Data for analysis
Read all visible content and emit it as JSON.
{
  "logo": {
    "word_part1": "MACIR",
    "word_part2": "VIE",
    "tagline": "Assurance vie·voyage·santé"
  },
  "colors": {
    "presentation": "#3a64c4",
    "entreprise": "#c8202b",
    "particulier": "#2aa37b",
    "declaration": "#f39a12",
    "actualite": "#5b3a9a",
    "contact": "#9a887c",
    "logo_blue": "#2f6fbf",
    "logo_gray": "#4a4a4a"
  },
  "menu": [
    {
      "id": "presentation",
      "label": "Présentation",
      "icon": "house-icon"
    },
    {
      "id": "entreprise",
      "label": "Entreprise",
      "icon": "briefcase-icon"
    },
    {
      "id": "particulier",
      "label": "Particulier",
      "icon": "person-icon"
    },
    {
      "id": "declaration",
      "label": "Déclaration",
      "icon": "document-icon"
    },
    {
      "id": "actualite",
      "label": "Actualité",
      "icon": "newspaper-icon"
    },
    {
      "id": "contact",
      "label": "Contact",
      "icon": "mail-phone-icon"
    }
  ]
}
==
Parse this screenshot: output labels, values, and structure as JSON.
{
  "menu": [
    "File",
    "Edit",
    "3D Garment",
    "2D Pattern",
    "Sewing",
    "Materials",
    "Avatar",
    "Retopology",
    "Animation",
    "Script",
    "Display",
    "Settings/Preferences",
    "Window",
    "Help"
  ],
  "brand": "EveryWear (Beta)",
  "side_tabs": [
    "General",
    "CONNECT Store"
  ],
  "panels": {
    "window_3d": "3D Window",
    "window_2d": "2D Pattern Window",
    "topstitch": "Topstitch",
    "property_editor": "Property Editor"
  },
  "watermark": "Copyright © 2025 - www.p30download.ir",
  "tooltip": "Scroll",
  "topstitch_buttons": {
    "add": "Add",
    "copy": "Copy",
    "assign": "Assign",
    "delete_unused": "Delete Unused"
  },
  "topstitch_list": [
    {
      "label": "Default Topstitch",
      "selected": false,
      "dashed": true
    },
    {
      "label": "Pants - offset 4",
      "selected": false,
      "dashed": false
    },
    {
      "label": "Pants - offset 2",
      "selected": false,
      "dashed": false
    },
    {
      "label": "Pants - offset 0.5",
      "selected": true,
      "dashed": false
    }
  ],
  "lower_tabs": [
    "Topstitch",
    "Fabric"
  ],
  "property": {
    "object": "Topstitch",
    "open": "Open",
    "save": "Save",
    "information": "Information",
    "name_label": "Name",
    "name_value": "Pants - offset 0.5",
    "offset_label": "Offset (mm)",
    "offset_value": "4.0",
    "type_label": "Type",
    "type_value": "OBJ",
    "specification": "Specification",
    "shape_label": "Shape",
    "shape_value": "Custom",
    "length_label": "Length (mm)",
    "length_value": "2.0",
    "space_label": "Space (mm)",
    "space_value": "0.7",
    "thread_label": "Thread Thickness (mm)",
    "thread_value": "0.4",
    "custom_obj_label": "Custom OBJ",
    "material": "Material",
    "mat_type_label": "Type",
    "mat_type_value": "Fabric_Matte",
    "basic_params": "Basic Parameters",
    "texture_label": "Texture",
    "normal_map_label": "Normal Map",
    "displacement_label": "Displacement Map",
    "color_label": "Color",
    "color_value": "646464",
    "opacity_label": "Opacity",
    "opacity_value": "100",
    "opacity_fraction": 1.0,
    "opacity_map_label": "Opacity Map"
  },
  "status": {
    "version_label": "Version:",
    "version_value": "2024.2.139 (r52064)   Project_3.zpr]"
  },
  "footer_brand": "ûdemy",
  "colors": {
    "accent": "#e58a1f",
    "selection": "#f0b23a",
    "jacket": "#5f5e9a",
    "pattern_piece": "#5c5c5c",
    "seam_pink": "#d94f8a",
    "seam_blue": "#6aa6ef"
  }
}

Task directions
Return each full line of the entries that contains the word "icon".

Solution for this problem
      "icon": "house-icon"
      "icon": "briefcase-icon"
      "icon": "person-icon"
      "icon": "document-icon"
      "icon": "newspaper-icon"
      "icon": "mail-phone-icon"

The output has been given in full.